Light saturated photosynthetic rate was increased by about 60% for all cultivars at higher CO2. However, photosynthetic acclimation to eCO2 was evident only in the cultivar Sunvale. Mechanistic analysis of gas exchange data showed large variation in maximum carboxylation capacity of Rubisco (Vcmax) and photosynthetic electron transport rate (Jmax). In most cases, Vcmax was increased while Jmax decreased in plants grown at elevated CO2. This suggests that a reallocation of biochemical resources occurs in favour of Ribulose-1,5- Bisphosphate Carboxylase/Oxygenase (Rubisco) over RuBP regeneration under eCO2.
In 2009, eight cultivars (Janz, Yitpi, Kauz Dwarf (Zebu), H45, Hartog, Drysdale, Silverstar and AGT Gladius are being evaluated in the AGFACE facility to assess their morphological and physiological responses to eCO2. These cultivars reflect differences in tillering habit, stem carbohydrate storage, transpiration efficiency and early vigour. We aim to report genotypic response in these cultivars following data analysis. To date, differences in genotypic responsiveness to increased CO2 indicate value in a physiological understanding towards selection for improved wheat adaptation to climate change.

It was also hypothesized that growth under eCO2 alleviates stress conditions such as higher temperature and limited water supply, and this would be reflected in a reduced need for photoprotection and low-molecular antioxidants. In line with results from previous eCO2 experiments, Asat and electron transport rates (calculated from PSII) were stimulated by CO2. The ratio of electron transport rate to Asat, a surrogate for electron flow to CO2, suggests there were fewer electrons in excess of the need for CO2 fixation in eCO2 grown plants relative to aCO2. Although this confirms our first hypothesis, a corresponding decrease in antioxidative capacity was only observed under most favourable growing conditions (TOS1 irrigated), suggesting plants adequately maintained antioxidative capacity under additional stress conditions.

The stimulatory effect of eCO2 on plant growth is dependent on adequate nutrient supply. For example, N concentrations in plant tissues generally decrease under eCO2, which in leaves is commonly related to a decrease in Rubisco concentration and activity, and therefore linked to photosynthetic down-ward acclimation. This effect is also of direct concern for food production where decreased N and protein content can have negative effects on product quality (e.g. grain protein). Plant nutrient metabolism appears to adjust to a new physiological equilibrium under eCO2 which limits the extent to which nutrient application can ameliorate the situation. What the control points are for an adjustment of plant N metabolism is unclear. Rubisco metabolism in leaves, N assimilation, N translocation or N uptake are all potential key steps that may be inhibited or downregulated under eCO2. To achieve the best possible growth response whilst maintaining product quality, it is important to understand plant nutrient metabolism under eCO2.

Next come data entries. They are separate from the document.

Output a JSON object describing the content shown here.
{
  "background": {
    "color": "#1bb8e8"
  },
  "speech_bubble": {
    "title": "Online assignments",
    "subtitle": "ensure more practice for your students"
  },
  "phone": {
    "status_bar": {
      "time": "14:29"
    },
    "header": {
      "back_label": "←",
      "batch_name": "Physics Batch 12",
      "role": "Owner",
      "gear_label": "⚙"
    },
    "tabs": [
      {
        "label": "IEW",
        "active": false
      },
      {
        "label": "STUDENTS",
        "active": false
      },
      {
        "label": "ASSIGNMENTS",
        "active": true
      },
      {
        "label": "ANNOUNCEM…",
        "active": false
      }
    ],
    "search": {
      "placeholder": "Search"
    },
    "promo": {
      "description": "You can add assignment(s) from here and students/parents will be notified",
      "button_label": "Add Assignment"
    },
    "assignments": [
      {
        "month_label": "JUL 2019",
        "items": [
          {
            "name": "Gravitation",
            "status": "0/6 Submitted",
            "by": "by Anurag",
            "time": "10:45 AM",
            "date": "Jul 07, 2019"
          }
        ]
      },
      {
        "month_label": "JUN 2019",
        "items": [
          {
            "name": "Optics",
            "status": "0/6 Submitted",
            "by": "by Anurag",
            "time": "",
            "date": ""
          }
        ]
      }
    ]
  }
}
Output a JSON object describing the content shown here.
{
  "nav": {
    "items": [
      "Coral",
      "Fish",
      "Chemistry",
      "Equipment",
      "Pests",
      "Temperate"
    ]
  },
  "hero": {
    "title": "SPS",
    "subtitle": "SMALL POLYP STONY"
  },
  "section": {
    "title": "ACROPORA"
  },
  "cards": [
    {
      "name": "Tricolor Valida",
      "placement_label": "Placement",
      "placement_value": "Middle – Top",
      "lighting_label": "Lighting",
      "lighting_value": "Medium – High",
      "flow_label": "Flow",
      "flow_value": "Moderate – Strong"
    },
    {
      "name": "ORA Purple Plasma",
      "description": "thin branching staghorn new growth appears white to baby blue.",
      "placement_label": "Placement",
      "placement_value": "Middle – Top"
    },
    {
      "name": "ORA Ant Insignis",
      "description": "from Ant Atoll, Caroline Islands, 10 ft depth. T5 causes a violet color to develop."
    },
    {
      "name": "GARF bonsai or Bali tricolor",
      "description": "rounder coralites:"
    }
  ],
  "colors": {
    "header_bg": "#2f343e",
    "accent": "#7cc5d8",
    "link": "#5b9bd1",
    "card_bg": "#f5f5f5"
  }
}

What is clear from this work is that even with the relatively narrow range of genotypes tested in this experiment, there were significant biochemical and physiological adaptation to future carbon dioxide rich climates that indicate that breeding of better adapted cultivars is possible. These resilient cultivars show promise in meeting the challenge of climate change.

The impact of eCO2 on ecosystem function, in particular N cycling is discussed in detail in the project ANZ-04.